By US government calculations the governnment offer would cost the Treasury about $105 million over the three-year life of the contract, whereas the total of union demands (including higher retirement benefits) would amount to $681 million for the three years.

US Transportation Secretary Drew Lewis refused to consider the union's demands, on the grounds that "we can't yield to demands that would contradict all our best efforts for reasonable and sensible fiscal policy."

President Reagan backed his transportation secretary by asserting that air traffic controllers who failed to report for work within 48 hours would have "forfeited their jobs and will be terminated."

Over in Warsaw members of Solidarity, the national industrial union, jammed traffic in front of Communist Party headquarters at the most important street in intersection in the city. The leaders of the once-omnipotent Communist Party had to look out of their windows and watch burly protesters gently manhandle police out of the way.

Power in the street in Poland had passed from party to workers.
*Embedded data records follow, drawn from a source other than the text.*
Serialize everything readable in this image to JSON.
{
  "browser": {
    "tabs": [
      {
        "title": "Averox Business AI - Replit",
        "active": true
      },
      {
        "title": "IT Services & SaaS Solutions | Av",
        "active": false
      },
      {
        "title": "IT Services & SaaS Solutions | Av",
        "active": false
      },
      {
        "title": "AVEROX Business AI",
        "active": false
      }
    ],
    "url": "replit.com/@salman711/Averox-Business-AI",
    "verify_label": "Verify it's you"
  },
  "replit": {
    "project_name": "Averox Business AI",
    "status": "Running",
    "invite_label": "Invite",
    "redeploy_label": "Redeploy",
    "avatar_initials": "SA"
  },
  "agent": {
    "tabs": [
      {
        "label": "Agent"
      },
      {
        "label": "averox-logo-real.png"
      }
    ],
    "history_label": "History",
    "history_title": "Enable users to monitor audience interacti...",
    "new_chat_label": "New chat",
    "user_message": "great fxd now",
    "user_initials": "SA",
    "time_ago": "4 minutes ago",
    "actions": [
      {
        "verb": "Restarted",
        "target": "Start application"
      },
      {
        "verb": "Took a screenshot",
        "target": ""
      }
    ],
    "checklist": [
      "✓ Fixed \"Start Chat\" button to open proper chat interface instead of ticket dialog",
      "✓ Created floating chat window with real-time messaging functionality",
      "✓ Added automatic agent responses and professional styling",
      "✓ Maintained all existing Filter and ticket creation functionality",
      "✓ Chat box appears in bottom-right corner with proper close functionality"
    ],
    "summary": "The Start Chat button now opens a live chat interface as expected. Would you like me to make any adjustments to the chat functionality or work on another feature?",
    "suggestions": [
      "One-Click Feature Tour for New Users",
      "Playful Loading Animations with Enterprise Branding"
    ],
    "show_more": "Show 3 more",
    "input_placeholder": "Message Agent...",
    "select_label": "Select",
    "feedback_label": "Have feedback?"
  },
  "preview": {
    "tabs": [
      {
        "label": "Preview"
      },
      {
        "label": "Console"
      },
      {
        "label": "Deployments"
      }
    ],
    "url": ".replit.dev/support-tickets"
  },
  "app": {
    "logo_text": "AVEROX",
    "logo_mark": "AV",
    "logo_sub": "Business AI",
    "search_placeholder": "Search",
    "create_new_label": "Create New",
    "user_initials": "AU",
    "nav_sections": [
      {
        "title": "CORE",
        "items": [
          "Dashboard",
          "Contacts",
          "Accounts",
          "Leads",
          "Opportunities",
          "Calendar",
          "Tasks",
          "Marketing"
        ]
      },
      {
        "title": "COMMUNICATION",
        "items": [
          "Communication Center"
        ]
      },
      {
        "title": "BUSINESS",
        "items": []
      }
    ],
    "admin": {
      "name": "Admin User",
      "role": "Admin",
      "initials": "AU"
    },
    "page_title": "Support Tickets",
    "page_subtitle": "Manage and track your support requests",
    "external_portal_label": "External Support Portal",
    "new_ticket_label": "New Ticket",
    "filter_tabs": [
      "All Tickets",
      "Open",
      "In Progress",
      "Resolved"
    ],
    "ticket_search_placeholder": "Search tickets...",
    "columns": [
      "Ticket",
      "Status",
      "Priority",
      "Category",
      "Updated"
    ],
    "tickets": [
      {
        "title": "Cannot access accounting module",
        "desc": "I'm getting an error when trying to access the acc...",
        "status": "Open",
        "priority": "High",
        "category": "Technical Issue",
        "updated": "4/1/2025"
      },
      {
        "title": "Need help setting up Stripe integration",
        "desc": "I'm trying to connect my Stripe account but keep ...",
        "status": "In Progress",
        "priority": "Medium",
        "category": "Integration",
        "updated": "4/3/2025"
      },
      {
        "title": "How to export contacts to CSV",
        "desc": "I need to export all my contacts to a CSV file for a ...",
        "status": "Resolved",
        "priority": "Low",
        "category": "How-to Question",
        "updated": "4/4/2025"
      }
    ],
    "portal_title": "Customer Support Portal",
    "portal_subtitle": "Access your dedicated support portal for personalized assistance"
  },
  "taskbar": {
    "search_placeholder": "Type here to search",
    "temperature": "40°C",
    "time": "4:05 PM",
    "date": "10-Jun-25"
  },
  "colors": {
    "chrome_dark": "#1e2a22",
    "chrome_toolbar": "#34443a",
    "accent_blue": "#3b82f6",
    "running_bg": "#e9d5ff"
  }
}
This is probably the first time in any communist country when it could be said that a geniune "dictatorship of the proletariat" had come into existence. How wistfully must the Communist Party leaders in their besieged headquarters at the corner of the Marszalkowska and Jerosolimskie in Warsaw have read about President Reagan's firm treatment of strikers in the US.

Behind the twin stories of defiance of government in both Poland and the US is the same modern phenomenon. Workers expect government to maintain, and indeed improve, their actual standard of living. In Poland they want a better life which the country cannot afford. In particularly they want food which the country does not have.

In the US the air controllers wanted a better life than the government can grant them without adding more fuel to the flames of inflation, which it is trying to check. Any wage increase below the inflation rate tends to restrain inflation. Any increase above the inflation rate serves to stimulate inflation.

Britain's Prime Minister Margaret Thatcher lost at least the first rounds of her battle against Britain's inflation when she granted civil servants a 25 percent rise at the beginning of her ministry. President Reagan in Washington has been briefed on the sad consequences of having done that. He is trying to hold the wage line below the inflation line.

More Soviet warships steamed into the Baltic during the past week as the economic crisis deepened in Poland. There were units of four Soviet fleets in what may be the largest number of Russian naval units in the Baltic since czarist times.

Elsewhere diplomatic attention was focused on the arrival of Egyptian President Sadat in Washington. Thus begins a series of visits to Washington by the main figures in the Middle East. The hope of many is that President Reagan will be able to extract from these visits the foundation for a new beginning toward a broad and general peace in the Middle East betw een Israel and its Arab neighbors.